    I have a funny story having to do with lenses…I worked for an optometrist for 18 years, and one of our patients had ordered a pair of plastic lenses with the guaranteed anti-scratch coating. A week after she picked up her glasses, she brought them back with many scratches on the lenses! She’d been very careful to always keep them in a soft case when she wasn’t wearing them, and when she put them down, to make sure they weren’t resting on the lenses. We replaced the lenses, and she picked them up, again. And AGAIN, a week later, she was back with scratched lenses! She started investigating as to what was causing these scratches, and to her chagrin, found an emery board inside her soft glasses case! Mystery solved!

  2. Linda Radosevich says:

    Another reason NOT to pull out a shirt tail to clean your glasses: there could be dust particles on your lenses that will scratch them. I worked for an optometrist for 18 years, and rinsing under warm running water was always the first step to cleaning glasses, followed by dish soap.

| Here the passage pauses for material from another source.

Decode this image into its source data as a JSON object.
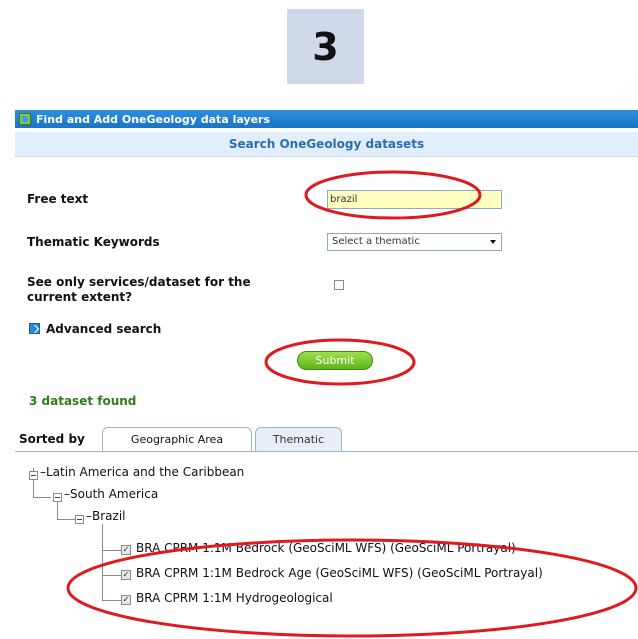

  3. Pat C says:

    I have plastic lenses with an anti-scratch as well as ant-reflection coating. I just use water and regular hand soap (Ivory or Ivory knock off not the kind that has hand cream built in) and dry on a clean dry bath/hand/tea towel. I’ve been doing this forever, as in nearly 60 years. It removes the greasy finger prints and doesn’t damage either coating or cause scratches .

  4. keyur patel says:

    I’ve been using iCloths (iCloth – Select a wipe size for your device) or (Amazon.com: iCloth) for several years now. They are the perfect phone screen cleaner, hands down!! I’ve tried other products from dry cloths, to alcohol rubs, to my t-shirt, nothing else comes close to clearing so thoroughly.

  5. Julie says:

    My formula for cleaning eyeglass lenses is 50% distilled water and 50% rubbing alcohol in a small spray bottle. Shake and spray lenses both sides then wipe with a microfiber cloth. I bought my excellent quality microfiber cloths from FlyLady.com.

« Older Comments

Leave a Reply

Want to join the discussion?
Feel free to contribute!

Leave a Reply

Your email address will not be published. Required fields are marked *